Kansas City Streetcar proposed expansion plan
A Jackson County Circuit Court judge ruled Wednesday that transit advocates can proceed with a series of elections seeking public support for Kansas City streetcar expansion.
Judge J. Dale Youngs said petitions seeking to create a transportation development district to support streetcar expansion were legally filed and were not unconstitutional. He also found that the proposed streetcar taxing district would not pose an undue burden on property owners and was not unjust or unreasonable.
But the streetcar expansion is still a long way from becoming reality. The judge’s decision just sets in motion a series of elections, beginning in 2017, that will solicit voter approval to actually create the taxing district and impose the increased taxes to build the expanded streetcar route.

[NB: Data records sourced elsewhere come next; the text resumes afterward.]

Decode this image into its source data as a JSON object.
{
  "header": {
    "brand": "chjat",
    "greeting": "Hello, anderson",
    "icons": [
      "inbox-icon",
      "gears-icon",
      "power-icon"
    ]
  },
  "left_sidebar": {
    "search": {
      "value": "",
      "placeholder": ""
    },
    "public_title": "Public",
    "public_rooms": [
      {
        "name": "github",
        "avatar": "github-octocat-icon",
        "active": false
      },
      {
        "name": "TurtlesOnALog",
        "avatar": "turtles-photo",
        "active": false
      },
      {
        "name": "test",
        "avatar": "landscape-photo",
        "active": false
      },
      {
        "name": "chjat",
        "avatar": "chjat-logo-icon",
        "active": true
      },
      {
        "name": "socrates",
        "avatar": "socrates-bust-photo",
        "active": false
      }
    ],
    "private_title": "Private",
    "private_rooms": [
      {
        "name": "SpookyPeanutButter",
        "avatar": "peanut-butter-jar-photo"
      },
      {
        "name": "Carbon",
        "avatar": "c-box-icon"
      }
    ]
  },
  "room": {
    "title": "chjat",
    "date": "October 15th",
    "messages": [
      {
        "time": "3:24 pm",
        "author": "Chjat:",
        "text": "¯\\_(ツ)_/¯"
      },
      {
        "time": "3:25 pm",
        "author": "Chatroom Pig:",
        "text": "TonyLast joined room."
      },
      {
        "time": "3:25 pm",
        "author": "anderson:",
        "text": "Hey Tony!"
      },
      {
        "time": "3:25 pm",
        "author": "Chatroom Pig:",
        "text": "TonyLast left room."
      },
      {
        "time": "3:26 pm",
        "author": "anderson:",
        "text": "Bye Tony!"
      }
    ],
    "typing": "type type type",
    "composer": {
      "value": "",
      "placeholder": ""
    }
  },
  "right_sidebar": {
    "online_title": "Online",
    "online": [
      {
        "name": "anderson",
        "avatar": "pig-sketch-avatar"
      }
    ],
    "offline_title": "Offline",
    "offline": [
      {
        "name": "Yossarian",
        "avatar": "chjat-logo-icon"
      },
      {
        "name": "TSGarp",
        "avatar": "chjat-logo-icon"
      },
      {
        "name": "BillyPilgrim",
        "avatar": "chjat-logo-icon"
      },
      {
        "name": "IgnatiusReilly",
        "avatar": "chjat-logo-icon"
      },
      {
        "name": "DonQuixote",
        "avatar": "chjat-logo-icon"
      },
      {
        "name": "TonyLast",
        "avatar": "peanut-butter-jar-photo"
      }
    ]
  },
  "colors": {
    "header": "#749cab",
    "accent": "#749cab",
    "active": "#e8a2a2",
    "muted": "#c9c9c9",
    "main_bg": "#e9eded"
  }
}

“We are very pleased that voters will have a say starting in 2017,” said David Johnson, who helped spearhead the petition effort.
“We’re gratified that the court found the petition to be consistent with the statute,” Doug Stone, attorney for the petitioners, said Wednesday. “We look forward to the time when the voters of the district will have their voices heard.”
The order was prompted by a petition filed by 50 residents seeking to expand the downtown streetcar system, which now runs from River Market to Union Station. The expansion would take the streetcar 3.75 miles farther south on Main Street to 51st Street and Brookside Boulevard, near the University of Missouri-Kansas City campus.
The expanded system would cost an estimated $227 million to build, and supporters are counting on about half that money coming from the federal government. The local match would be funded with a combination of a 1-cent sales tax within a set district boundary, plus special property tax assessments for properties within one-third of a mile of the route.
Those property owners would be taxed for 25 years because they would be expected to garner the greatest benefits from proximity to the streetcar.
The elections would not be held citywide, but would be open to voters living within the proposed district boundaries, running generally from the Missouri River to about 53rd Street and from State Line Road roughly to Campbell Street. The entire process would take three elections.
Proponents initially hoped the first election could be held late this year. But they postponed that timetable until after April 4, when the City Council plans a major citywide infrastructure bond issue election.
So now, the first streetcar mail-in ballot election is expected to take place between May and July. If voters approve the new streetcar district, an election would occur in September 2017 at polling places, to elect board members for the new taxing district.
Finally, there would be another mail-in election between November 2017 and January 2018 to actually approve the taxes for the new streetcar district.
Even if all those approvals occur, an expanded streetcar route isn’t expected to open until 2023 at the earliest, because of the lengthy design, construction and vehicle procurement process.